  • The Pebble project will also create family-wage, year-round jobs and training opportunities in Southwest Alaska, and supply and service contracts for local businesses.
  • The Pebble project is expected to directly employ 2,000 workers during construction and 850 workers during its 20-year operation phase. These new job opportunities will reduce out-migration, which will help maintain rural schools and allow people in the region maintain subsistence activities in their lives.
  • The State of Alaska depends on the responsible development of natural resources on its lands to diversify and support its economy.
  • To date, no thorough evaluation of the technical information has been undertaken by a regulatory agency. The EIS should review all data gathered by the company as part of a rigorous and complete analysis of the project’s plan.  This should include how the company will responsibly operate a mine and balance this with environmental protection.
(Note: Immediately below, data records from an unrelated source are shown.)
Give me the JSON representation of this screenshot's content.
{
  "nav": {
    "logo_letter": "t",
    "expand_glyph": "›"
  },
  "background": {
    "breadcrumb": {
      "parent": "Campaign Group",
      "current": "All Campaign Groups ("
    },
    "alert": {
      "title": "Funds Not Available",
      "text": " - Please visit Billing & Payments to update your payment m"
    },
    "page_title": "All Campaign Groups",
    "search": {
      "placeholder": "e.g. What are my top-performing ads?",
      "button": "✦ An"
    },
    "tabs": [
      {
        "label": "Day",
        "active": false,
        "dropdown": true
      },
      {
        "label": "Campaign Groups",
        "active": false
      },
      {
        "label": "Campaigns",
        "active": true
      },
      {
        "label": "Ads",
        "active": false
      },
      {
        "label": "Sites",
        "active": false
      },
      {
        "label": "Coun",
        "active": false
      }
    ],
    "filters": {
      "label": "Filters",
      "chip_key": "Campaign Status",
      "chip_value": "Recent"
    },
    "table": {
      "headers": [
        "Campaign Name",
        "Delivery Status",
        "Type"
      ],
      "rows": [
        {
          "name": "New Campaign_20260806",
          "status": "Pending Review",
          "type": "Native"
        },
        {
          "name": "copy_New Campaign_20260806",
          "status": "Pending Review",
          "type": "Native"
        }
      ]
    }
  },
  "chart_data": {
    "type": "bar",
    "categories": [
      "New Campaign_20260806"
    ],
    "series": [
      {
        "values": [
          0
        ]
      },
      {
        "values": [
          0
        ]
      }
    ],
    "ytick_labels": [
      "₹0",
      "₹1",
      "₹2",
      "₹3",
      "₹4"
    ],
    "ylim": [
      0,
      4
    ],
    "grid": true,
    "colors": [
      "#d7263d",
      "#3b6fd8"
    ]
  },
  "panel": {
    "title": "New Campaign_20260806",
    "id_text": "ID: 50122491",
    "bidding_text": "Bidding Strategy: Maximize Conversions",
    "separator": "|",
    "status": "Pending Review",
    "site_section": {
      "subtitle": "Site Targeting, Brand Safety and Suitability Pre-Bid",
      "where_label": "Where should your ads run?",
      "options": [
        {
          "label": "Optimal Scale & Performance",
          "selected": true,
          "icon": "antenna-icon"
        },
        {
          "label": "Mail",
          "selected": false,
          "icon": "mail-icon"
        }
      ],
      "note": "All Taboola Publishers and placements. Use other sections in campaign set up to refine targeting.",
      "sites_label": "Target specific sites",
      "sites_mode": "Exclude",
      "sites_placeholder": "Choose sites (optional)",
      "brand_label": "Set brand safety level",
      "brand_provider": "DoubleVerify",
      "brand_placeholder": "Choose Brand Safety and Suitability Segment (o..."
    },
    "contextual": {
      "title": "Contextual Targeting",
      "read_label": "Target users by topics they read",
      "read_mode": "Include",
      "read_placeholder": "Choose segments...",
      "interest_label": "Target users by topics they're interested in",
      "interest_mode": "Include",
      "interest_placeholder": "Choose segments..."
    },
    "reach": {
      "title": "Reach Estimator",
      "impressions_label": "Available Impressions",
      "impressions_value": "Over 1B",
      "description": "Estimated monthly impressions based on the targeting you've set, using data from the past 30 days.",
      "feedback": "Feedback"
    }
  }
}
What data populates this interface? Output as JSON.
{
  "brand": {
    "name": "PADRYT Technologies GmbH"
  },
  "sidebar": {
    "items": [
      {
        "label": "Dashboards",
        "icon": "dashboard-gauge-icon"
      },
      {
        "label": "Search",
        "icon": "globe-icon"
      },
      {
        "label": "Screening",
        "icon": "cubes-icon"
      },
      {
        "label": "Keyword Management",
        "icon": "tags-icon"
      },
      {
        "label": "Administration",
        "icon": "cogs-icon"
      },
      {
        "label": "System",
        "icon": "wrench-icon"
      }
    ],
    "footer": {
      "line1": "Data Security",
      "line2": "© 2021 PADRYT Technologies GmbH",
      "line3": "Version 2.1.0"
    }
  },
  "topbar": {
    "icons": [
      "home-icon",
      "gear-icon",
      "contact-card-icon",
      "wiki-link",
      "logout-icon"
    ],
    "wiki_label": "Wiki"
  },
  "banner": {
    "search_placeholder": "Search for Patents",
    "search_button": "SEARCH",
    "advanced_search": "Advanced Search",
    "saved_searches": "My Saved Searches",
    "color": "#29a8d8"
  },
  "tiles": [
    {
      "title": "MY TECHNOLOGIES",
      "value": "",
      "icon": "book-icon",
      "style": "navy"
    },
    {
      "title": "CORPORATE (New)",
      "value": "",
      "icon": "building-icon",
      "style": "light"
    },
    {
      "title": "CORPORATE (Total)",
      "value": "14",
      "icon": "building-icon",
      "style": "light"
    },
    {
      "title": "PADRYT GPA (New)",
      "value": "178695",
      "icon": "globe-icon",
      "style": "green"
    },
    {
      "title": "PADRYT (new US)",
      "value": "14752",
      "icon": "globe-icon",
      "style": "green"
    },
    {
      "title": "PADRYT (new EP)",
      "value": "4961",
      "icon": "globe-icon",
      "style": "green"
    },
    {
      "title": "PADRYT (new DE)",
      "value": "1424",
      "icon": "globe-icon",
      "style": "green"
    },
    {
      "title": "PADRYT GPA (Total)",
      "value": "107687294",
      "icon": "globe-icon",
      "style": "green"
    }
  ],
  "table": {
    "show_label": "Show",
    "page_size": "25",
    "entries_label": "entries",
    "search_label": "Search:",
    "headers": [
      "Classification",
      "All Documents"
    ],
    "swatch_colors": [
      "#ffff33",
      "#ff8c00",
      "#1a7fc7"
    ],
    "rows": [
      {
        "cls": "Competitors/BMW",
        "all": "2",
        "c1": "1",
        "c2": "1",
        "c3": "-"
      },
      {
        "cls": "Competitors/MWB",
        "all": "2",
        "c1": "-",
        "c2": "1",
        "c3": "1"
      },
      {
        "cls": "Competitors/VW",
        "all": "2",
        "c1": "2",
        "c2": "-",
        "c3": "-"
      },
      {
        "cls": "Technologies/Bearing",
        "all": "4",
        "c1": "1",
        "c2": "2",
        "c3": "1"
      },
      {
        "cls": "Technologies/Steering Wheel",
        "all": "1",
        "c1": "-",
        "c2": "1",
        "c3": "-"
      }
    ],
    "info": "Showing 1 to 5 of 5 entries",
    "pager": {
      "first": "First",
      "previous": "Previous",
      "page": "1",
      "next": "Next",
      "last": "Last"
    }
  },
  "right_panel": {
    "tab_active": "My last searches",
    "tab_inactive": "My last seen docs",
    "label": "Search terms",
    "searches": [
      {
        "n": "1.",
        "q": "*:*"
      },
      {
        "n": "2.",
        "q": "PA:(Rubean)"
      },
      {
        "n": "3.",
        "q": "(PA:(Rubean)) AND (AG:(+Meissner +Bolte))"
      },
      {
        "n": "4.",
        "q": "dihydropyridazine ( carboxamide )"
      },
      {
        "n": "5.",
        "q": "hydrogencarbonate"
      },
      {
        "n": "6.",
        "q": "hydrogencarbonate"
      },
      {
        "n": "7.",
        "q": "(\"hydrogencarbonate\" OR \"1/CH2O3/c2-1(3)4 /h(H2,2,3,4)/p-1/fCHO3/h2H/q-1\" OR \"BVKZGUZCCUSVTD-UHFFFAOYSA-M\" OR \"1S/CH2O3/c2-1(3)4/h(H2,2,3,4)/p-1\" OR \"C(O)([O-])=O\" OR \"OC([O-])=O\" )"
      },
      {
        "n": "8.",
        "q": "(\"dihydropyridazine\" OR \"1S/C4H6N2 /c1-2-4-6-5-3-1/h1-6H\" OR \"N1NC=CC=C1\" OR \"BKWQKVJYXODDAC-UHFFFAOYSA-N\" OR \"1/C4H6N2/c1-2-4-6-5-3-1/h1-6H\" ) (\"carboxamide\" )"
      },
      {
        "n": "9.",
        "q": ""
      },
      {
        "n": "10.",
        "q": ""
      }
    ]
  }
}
  • Alaska has a strong track record of responsible mineral development. The Pebble Project will require a multitude of state and federal permits prior to securing final approval. The Corps evaluation should include the type of authorizations required for a mine like Pebble and the information required to support these decisions.


 Comment deadline: June 29, 2018